Exercise goal
Pull every line of the entries that has the word "MOMENTUM".
** Opening Data shown block **
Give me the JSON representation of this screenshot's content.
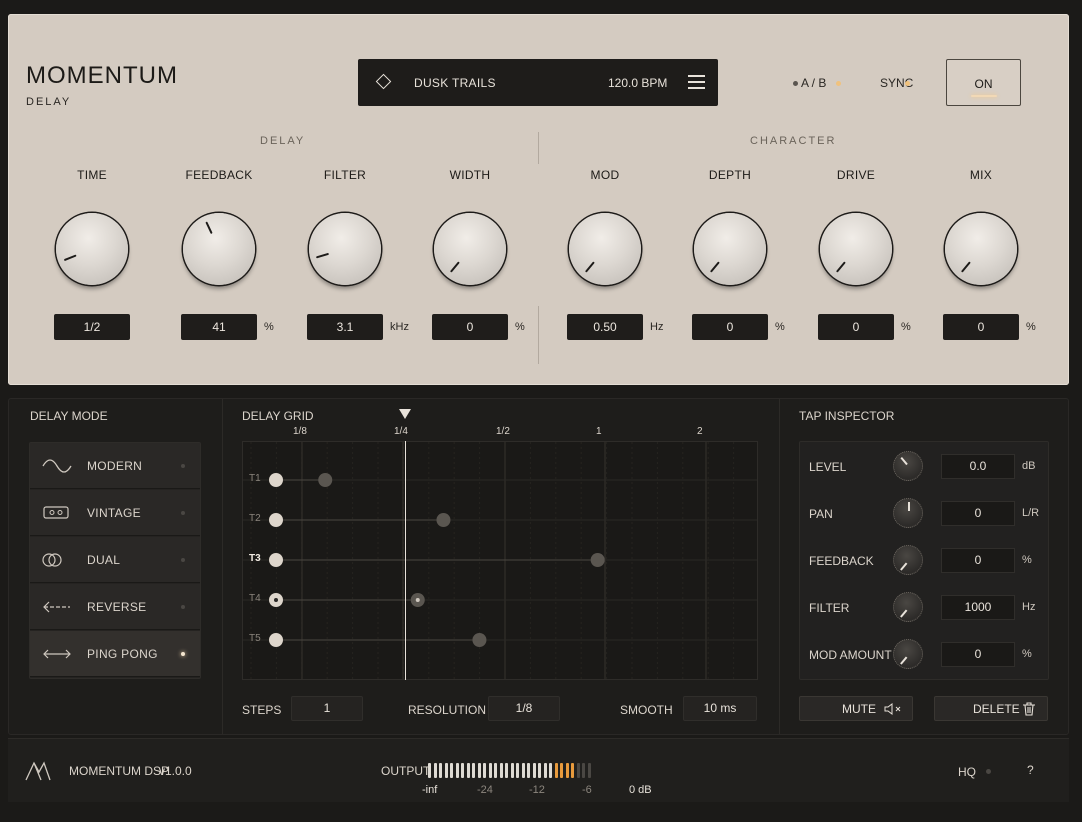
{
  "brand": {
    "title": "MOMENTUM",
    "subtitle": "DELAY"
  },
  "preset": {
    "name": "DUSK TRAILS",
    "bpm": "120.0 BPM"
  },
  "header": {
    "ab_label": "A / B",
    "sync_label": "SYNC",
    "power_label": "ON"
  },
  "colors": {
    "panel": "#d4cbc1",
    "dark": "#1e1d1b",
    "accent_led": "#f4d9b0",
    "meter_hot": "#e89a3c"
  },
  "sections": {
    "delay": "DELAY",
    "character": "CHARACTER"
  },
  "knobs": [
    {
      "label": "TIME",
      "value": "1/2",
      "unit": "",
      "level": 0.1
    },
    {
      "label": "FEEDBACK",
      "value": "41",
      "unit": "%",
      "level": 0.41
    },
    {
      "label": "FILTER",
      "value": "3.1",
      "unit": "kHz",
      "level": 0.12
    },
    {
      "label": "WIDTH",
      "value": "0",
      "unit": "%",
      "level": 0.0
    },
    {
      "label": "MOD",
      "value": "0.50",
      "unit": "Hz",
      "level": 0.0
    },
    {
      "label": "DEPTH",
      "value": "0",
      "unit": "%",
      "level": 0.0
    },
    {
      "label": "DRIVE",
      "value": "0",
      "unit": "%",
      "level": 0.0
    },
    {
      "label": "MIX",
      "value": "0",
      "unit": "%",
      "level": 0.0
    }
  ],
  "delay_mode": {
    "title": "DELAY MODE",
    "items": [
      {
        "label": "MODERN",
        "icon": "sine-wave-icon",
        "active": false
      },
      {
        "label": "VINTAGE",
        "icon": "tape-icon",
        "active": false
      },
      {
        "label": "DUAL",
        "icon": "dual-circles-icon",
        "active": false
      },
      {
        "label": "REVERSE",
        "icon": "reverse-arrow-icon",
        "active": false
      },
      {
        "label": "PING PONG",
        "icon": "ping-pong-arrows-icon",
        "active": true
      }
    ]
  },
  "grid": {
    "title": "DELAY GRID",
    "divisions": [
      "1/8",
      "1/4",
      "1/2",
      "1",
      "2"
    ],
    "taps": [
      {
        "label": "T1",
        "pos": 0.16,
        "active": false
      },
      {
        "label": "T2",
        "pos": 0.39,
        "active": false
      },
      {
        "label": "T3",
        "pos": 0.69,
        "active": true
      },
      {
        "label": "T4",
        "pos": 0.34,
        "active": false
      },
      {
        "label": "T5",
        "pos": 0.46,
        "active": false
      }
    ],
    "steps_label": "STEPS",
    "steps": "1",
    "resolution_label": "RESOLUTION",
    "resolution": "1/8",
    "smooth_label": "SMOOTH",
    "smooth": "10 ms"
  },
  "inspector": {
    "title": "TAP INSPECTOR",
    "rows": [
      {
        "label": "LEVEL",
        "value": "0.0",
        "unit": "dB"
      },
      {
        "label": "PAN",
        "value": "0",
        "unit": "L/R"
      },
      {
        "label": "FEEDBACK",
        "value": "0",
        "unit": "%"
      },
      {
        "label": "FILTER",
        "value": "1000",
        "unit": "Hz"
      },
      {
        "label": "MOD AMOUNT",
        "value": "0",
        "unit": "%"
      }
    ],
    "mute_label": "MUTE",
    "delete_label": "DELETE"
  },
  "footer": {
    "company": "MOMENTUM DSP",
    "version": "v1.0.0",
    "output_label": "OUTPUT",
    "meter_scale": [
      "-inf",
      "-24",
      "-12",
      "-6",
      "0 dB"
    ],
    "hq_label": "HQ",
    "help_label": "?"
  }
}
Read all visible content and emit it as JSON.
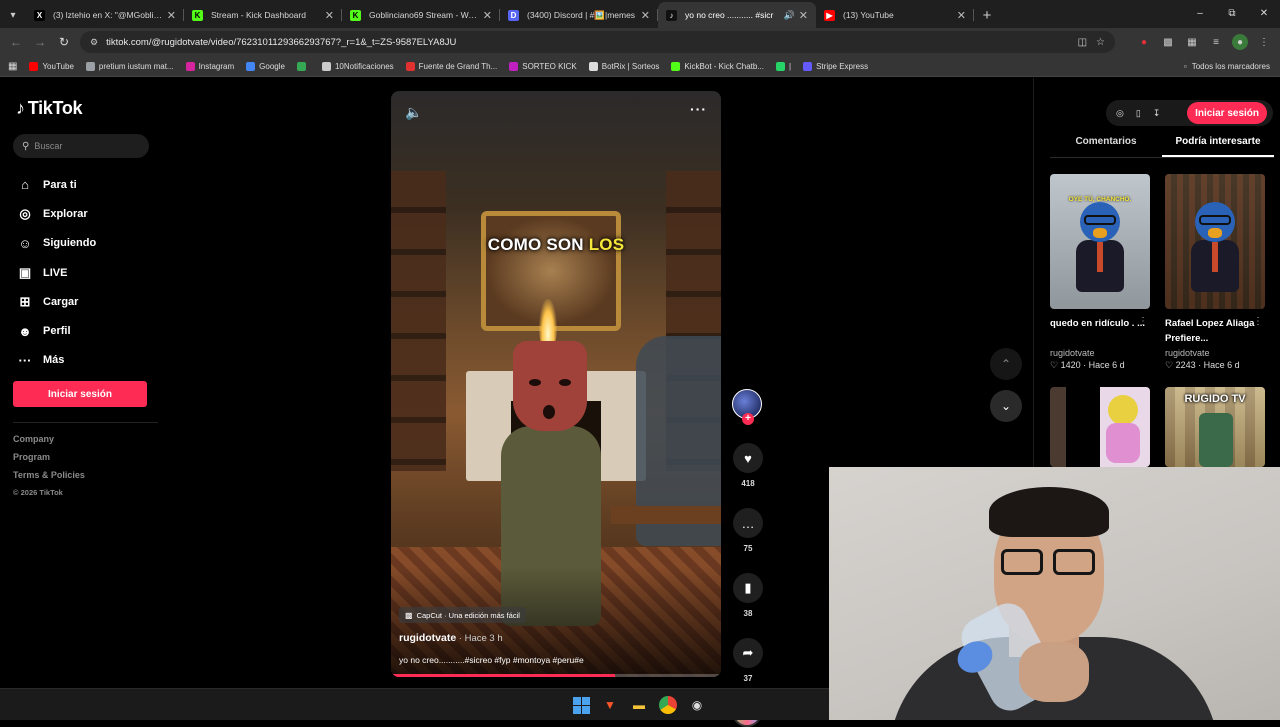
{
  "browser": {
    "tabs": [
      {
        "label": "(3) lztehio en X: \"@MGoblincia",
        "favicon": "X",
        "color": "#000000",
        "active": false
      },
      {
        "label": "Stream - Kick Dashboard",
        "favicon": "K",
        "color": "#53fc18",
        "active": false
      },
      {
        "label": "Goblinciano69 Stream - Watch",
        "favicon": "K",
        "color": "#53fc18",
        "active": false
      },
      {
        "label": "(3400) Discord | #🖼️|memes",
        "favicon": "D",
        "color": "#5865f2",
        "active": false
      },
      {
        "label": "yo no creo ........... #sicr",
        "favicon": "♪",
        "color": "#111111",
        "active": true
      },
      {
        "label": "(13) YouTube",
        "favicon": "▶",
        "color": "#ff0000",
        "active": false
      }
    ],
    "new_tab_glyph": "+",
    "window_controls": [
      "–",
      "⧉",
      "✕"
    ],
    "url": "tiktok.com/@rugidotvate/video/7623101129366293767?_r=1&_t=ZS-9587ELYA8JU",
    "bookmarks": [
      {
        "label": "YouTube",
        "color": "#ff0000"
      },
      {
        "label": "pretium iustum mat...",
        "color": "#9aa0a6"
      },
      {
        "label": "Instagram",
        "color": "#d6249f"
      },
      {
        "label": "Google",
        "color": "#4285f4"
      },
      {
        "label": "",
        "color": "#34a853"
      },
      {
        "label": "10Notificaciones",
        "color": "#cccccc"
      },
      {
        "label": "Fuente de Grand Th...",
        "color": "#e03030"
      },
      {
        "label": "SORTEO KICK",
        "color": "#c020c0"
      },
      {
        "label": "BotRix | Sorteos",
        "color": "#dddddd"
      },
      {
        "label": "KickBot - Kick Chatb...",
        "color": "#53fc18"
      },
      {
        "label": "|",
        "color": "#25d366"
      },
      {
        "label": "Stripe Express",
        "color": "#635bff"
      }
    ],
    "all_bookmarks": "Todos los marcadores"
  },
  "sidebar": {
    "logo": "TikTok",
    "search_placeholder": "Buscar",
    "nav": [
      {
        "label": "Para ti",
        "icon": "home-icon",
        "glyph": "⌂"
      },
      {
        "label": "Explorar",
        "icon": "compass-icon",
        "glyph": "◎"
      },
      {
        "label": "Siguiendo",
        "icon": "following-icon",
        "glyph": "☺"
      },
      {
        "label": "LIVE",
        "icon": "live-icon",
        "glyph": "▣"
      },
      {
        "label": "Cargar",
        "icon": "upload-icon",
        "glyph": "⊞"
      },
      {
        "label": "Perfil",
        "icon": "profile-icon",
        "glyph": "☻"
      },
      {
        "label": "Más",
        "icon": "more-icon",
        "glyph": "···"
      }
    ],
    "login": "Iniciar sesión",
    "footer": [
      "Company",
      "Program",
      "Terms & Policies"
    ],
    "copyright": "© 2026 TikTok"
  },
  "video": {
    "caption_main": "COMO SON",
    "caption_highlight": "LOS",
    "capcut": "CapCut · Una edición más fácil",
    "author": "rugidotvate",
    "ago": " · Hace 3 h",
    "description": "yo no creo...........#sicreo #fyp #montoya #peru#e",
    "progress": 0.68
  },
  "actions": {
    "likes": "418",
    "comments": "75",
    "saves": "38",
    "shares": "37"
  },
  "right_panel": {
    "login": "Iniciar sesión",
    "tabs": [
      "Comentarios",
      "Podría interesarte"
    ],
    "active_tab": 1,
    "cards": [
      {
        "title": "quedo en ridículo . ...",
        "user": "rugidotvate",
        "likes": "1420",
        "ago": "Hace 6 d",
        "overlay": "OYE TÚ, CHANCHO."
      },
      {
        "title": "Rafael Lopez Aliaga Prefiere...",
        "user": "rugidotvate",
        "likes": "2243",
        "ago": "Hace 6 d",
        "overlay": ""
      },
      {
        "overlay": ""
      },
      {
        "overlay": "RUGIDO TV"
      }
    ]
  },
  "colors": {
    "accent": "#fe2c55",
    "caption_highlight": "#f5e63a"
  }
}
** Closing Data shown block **
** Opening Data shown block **
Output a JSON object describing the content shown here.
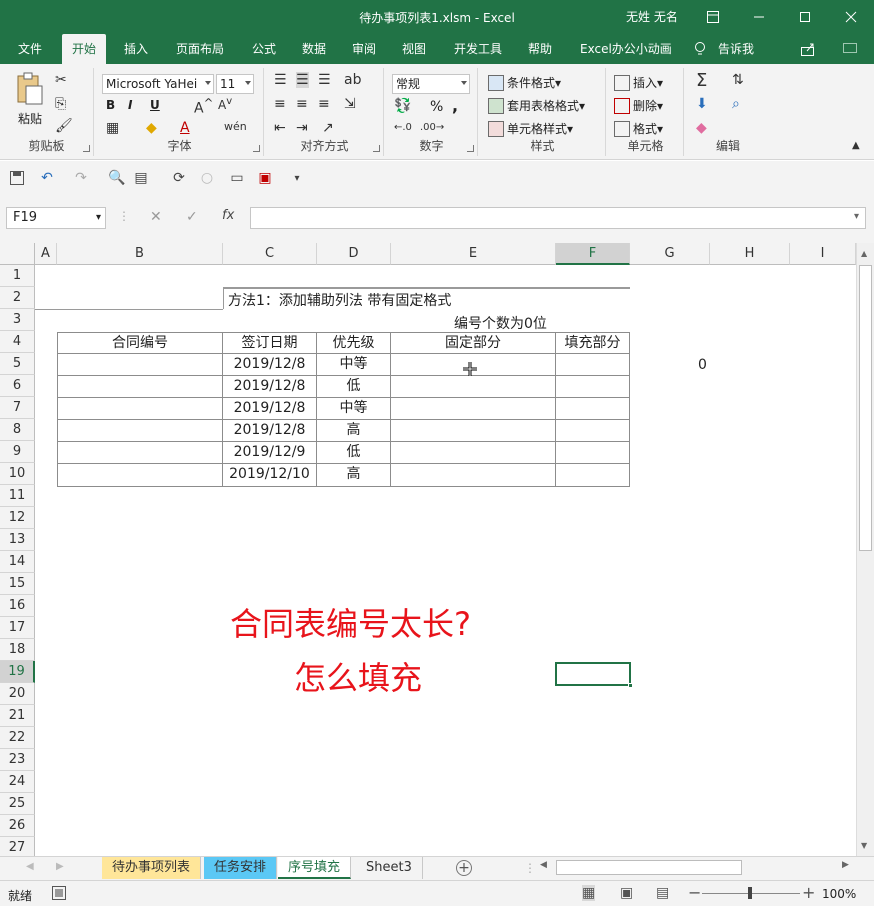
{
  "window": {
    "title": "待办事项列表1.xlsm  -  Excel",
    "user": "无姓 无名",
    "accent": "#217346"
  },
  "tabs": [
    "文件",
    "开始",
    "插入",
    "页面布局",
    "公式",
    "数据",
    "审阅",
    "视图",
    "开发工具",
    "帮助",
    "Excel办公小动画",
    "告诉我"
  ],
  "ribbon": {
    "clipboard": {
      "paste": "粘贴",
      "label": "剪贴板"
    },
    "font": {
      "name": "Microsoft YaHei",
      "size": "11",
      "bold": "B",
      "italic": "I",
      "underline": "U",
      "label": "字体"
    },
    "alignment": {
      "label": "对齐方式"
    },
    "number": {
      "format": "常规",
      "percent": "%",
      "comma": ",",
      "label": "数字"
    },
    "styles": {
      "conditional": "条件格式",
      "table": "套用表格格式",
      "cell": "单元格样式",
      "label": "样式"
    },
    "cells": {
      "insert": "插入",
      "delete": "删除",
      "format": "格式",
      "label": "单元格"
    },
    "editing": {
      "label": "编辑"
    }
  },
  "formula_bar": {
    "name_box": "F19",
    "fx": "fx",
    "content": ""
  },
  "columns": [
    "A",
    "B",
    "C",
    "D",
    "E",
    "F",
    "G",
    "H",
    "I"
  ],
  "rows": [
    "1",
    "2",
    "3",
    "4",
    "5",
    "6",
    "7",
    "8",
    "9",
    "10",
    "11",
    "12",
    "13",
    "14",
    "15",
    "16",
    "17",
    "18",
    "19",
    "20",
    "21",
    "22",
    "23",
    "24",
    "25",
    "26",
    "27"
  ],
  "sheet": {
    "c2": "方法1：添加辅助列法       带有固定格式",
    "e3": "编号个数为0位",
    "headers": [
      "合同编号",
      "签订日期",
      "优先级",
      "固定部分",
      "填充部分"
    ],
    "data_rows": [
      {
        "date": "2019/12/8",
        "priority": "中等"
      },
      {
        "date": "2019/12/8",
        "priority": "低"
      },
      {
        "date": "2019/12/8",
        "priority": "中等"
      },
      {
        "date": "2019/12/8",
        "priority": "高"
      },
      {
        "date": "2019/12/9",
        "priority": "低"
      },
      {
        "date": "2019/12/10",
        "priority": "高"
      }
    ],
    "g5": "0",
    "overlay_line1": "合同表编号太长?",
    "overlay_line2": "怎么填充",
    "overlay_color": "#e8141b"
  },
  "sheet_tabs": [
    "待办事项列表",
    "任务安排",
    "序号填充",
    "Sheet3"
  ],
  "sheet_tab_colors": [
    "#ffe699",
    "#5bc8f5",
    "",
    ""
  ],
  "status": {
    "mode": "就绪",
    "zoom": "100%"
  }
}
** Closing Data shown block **
Response
    "title": "MOMENTUM",
    "company": "MOMENTUM DSP",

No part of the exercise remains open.